AIM OF THE TASK —
The answer should be an exact copy of the data.

RECORDS FOR THE EXERCISE —
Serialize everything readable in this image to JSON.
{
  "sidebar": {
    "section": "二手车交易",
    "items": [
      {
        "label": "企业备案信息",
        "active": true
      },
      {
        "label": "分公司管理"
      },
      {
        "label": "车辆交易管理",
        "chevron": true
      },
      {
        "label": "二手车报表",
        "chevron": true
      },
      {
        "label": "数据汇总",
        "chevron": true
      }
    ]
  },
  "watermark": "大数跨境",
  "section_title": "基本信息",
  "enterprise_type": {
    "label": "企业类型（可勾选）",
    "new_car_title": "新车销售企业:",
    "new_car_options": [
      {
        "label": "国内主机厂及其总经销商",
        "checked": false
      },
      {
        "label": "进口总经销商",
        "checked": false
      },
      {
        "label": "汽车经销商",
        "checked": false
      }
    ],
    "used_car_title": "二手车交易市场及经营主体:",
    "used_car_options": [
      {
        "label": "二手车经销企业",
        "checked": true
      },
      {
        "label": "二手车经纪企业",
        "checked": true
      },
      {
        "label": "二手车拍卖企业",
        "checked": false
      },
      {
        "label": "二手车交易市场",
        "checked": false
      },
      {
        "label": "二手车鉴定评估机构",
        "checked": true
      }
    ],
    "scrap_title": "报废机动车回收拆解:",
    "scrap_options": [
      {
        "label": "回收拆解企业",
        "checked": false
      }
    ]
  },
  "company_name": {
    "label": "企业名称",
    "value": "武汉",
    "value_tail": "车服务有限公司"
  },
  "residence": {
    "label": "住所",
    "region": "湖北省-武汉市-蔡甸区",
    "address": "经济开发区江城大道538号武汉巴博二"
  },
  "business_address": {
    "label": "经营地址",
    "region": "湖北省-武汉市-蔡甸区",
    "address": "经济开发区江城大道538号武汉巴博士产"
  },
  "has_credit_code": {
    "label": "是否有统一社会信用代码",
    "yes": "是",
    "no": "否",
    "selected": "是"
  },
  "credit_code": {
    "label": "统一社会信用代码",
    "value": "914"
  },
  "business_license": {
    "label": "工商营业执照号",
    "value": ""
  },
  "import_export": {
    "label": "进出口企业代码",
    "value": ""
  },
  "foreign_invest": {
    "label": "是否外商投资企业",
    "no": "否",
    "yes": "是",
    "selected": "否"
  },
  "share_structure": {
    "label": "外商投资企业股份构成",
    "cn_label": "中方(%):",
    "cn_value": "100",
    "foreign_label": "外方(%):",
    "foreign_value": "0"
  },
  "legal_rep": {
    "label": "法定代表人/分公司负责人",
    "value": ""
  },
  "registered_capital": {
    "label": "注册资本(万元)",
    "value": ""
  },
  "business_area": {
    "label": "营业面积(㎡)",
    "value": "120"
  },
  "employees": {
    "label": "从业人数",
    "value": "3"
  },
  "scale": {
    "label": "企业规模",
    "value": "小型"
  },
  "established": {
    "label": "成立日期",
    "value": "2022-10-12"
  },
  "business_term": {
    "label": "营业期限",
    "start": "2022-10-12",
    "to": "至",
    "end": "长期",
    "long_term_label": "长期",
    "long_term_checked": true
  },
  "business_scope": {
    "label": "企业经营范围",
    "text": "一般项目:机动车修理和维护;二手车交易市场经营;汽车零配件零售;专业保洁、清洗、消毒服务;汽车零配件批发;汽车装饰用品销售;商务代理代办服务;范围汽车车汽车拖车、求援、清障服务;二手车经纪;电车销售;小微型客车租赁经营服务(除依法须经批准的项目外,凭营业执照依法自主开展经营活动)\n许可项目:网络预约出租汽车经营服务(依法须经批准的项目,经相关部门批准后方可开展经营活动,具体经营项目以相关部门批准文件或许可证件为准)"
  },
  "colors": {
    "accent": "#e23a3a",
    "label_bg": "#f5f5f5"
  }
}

ANSWER SECTION —
Serialize everything readable in this image to JSON.
{
  "sidebar": {
    "section": "二手车交易",
    "items": [
      {
        "label": "企业备案信息",
        "active": true
      },
      {
        "label": "分公司管理"
      },
      {
        "label": "车辆交易管理",
        "chevron": true
      },
      {
        "label": "二手车报表",
        "chevron": true
      },
      {
        "label": "数据汇总",
        "chevron": true
      }
    ]
  },
  "watermark": "大数跨境",
  "section_title": "基本信息",
  "enterprise_type": {
    "label": "企业类型（可勾选）",
    "new_car_title": "新车销售企业:",
    "new_car_options": [
      {
        "label": "国内主机厂及其总经销商",
        "checked": false
      },
      {
        "label": "进口总经销商",
        "checked": false
      },
      {
        "label": "汽车经销商",
        "checked": false
      }
    ],
    "used_car_title": "二手车交易市场及经营主体:",
    "used_car_options": [
      {
        "label": "二手车经销企业",
        "checked": true
      },
      {
        "label": "二手车经纪企业",
        "checked": true
      },
      {
        "label": "二手车拍卖企业",
        "checked": false
      },
      {
        "label": "二手车交易市场",
        "checked": false
      },
      {
        "label": "二手车鉴定评估机构",
        "checked": true
      }
    ],
    "scrap_title": "报废机动车回收拆解:",
    "scrap_options": [
      {
        "label": "回收拆解企业",
        "checked": false
      }
    ]
  },
  "company_name": {
    "label": "企业名称",
    "value": "武汉",
    "value_tail": "车服务有限公司"
  },
  "residence": {
    "label": "住所",
    "region": "湖北省-武汉市-蔡甸区",
    "address": "经济开发区江城大道538号武汉巴博二"
  },
  "business_address": {
    "label": "经营地址",
    "region": "湖北省-武汉市-蔡甸区",
    "address": "经济开发区江城大道538号武汉巴博士产"
  },
  "has_credit_code": {
    "label": "是否有统一社会信用代码",
    "yes": "是",
    "no": "否",
    "selected": "是"
  },
  "credit_code": {
    "label": "统一社会信用代码",
    "value": "914"
  },
  "business_license": {
    "label": "工商营业执照号",
    "value": ""
  },
  "import_export": {
    "label": "进出口企业代码",
    "value": ""
  },
  "foreign_invest": {
    "label": "是否外商投资企业",
    "no": "否",
    "yes": "是",
    "selected": "否"
  },
  "share_structure": {
    "label": "外商投资企业股份构成",
    "cn_label": "中方(%):",
    "cn_value": "100",
    "foreign_label": "外方(%):",
    "foreign_value": "0"
  },
  "legal_rep": {
    "label": "法定代表人/分公司负责人",
    "value": ""
  },
  "registered_capital": {
    "label": "注册资本(万元)",
    "value": ""
  },
  "business_area": {
    "label": "营业面积(㎡)",
    "value": "120"
  },
  "employees": {
    "label": "从业人数",
    "value": "3"
  },
  "scale": {
    "label": "企业规模",
    "value": "小型"
  },
  "established": {
    "label": "成立日期",
    "value": "2022-10-12"
  },
  "business_term": {
    "label": "营业期限",
    "start": "2022-10-12",
    "to": "至",
    "end": "长期",
    "long_term_label": "长期",
    "long_term_checked": true
  },
  "business_scope": {
    "label": "企业经营范围",
    "text": "一般项目:机动车修理和维护;二手车交易市场经营;汽车零配件零售;专业保洁、清洗、消毒服务;汽车零配件批发;汽车装饰用品销售;商务代理代办服务;范围汽车车汽车拖车、求援、清障服务;二手车经纪;电车销售;小微型客车租赁经营服务(除依法须经批准的项目外,凭营业执照依法自主开展经营活动)\n许可项目:网络预约出租汽车经营服务(依法须经批准的项目,经相关部门批准后方可开展经营活动,具体经营项目以相关部门批准文件或许可证件为准)"
  },
  "colors": {
    "accent": "#e23a3a",
    "label_bg": "#f5f5f5"
  }
}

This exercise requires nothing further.